It is a known fact by now that the coronavirus pandemic flipped the whole automobile sector throughout a blackhole since the past one year. However, there are some luxury brands which are doing fine or even better amidst this catastrophe.
Last year when COVID-19 had hit Italy badly, Ferrari was forced to halt their production by shutting down its factories in Maranello and Modena for 7 weeks. But since they reopened, Ferrari has been getting back on track with encouraging sales. Despite the disruption caused by coronavirus, Ferrari is enjoying quite a strong start to 2021.
Just to give you a perspective, Ferrari shipped 2,771 units in Q1 of 2021, a 1.2 percent improvement over the same period in 2020. This resulted in an impressive net profit growth in that quarter by 24.1 percent at 206 million Euros ($247.2 million). The heroes of this chart-topping performance are the F8 Tributo, F8 Spider, and 812 GTS.
Ferrari’s eight-cylinder models had shown a 8.1 percent bump in sales, however the V12 models didn’t do well and registered a sales downfall of 19.6 percent. While celebrating this overall figure of almost $250 million during this pandemic, the Italian automaker has been still forced to readjust its future profit forecasts mostly in the wake of the another wave.
Back in 2018, the Prancing Horse camp had boldly and rightly predicted it could double its profits by the end of 2022 with projected core earnings of €1.8-€2.0 billion ($2.2-$2.4 billion). However, the resurgence of second wave throughout the world is not helpful to the cause, and there’s also worries lingering of a third wave too (Damn, feels like the world is stuck with Dormammu, Dr. Strange would you speed up the barging process, please?)

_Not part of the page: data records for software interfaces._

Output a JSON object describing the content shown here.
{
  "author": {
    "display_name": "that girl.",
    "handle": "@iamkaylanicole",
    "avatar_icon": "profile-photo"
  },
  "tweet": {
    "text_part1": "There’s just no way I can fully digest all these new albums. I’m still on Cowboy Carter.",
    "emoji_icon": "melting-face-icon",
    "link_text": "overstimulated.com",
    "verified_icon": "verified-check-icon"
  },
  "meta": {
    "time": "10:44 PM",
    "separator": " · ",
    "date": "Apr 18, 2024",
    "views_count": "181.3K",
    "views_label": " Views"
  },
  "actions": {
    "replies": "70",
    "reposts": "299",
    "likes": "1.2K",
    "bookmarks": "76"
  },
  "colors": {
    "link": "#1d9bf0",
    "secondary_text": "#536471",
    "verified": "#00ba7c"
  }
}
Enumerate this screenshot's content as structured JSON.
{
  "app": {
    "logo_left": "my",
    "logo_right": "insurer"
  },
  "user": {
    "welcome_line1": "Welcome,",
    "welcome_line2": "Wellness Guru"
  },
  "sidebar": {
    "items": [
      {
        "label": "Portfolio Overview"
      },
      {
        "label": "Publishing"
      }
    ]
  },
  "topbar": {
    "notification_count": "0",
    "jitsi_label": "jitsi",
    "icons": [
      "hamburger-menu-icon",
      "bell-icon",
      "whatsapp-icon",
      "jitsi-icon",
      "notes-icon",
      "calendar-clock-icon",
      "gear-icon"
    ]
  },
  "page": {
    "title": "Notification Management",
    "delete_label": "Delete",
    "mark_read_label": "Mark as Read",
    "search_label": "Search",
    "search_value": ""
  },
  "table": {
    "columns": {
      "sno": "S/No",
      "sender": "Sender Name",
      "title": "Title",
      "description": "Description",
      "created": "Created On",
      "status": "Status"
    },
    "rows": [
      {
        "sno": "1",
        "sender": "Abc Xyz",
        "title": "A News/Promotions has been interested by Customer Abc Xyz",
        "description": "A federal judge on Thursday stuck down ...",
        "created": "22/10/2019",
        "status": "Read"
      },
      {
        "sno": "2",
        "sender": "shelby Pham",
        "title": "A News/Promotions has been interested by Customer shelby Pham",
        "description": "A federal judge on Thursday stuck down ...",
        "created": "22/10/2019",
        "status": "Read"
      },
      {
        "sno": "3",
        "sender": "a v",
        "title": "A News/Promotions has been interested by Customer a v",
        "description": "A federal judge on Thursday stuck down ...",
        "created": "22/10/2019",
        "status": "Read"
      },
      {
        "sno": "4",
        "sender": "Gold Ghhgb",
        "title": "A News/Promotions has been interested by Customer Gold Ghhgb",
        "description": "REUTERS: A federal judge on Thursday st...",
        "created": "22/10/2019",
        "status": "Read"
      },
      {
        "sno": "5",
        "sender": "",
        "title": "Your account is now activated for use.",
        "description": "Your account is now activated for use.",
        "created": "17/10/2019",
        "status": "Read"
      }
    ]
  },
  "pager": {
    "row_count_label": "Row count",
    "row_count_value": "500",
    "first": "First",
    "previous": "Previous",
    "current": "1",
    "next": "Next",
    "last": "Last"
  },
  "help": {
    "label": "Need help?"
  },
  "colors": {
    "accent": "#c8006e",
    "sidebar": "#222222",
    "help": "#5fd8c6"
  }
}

Ferrari now claims the aforementioned target will now be achieved in 2023. This also seems more practical too as by then the Italian supercar manufacturer will also strengthen its line-up with its first-ever SUV, the Purosangue. The new model could prove to be an important model and a pivotal part of Ferrari’s strategy to boost sales and profits.
“This strong start augurs well for the rest of 2021 and is testimony to the resilience of our business model as well as the extraordinary work of the women and men of Ferrari,” said Ferrari’s chairman and acting CEO, John Elkann. ”Looking ahead, we expect the prudent steps we took in 2020 and are continuing in 2021 to adjust our expenditure in response to the Covid-19 emergency, will postpone by one year the achievement of our year-end 2022 guidance. However, the robustness of our order book and the wonderful new models we will launch in the coming years provide a strong base on which to build our ambitious future.”
After the announcement Ferrari’s share dipped by around 8% on Tuesday in the European trading. The addition of the new 812 Competizione is kind of balancing things out as the share graph is somewhat stable after the dip, otherwise it could have been worse.
Time for a strong leader to control the Prancing Horse? Maybe.